[Data entries]
--*--
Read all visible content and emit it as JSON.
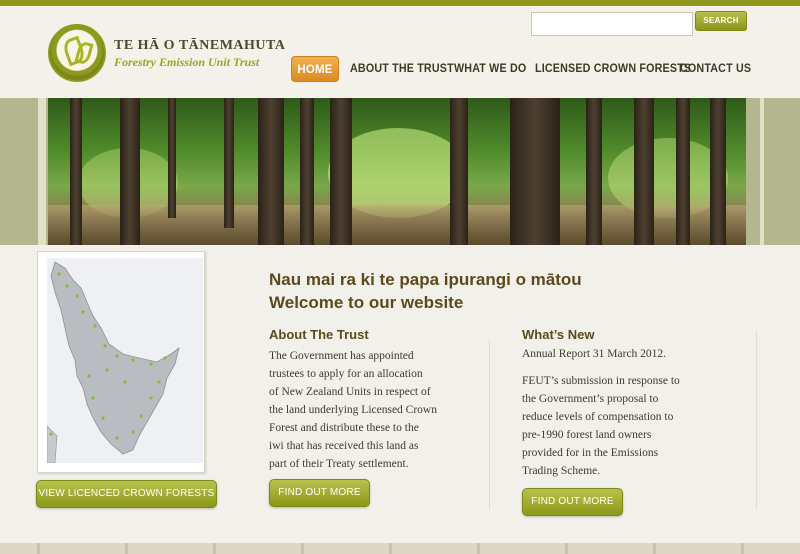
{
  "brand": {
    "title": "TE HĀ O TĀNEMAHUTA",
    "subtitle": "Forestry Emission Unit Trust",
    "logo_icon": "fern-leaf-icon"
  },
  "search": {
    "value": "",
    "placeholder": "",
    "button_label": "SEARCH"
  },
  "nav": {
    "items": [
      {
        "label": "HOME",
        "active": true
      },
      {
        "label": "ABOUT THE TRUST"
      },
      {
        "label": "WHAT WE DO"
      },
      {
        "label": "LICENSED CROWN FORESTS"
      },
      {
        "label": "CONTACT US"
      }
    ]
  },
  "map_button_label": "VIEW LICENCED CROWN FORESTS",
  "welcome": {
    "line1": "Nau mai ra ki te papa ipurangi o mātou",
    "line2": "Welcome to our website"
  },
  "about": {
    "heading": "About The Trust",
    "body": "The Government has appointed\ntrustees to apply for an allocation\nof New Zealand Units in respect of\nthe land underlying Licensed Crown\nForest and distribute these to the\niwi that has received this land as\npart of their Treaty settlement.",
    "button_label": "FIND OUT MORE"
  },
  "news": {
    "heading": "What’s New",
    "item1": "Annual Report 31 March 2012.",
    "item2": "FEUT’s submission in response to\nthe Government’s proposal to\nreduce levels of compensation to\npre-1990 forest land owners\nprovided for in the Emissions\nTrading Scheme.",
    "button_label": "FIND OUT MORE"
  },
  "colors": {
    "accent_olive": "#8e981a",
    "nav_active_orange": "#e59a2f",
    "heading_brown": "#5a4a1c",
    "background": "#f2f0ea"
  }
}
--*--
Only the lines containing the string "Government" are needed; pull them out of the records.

    "body": "The Government has appointed\ntrustees to apply for an allocation\nof New Zealand Units in respect of\nthe land underlying Licensed Crown\nForest and distribute these to the\niwi that has received this land as\npart of their Treaty settlement.",
    "item2": "FEUT’s submission in response to\nthe Government’s proposal to\nreduce levels of compensation to\npre-1990 forest land owners\nprovided for in the Emissions\nTrading Scheme.",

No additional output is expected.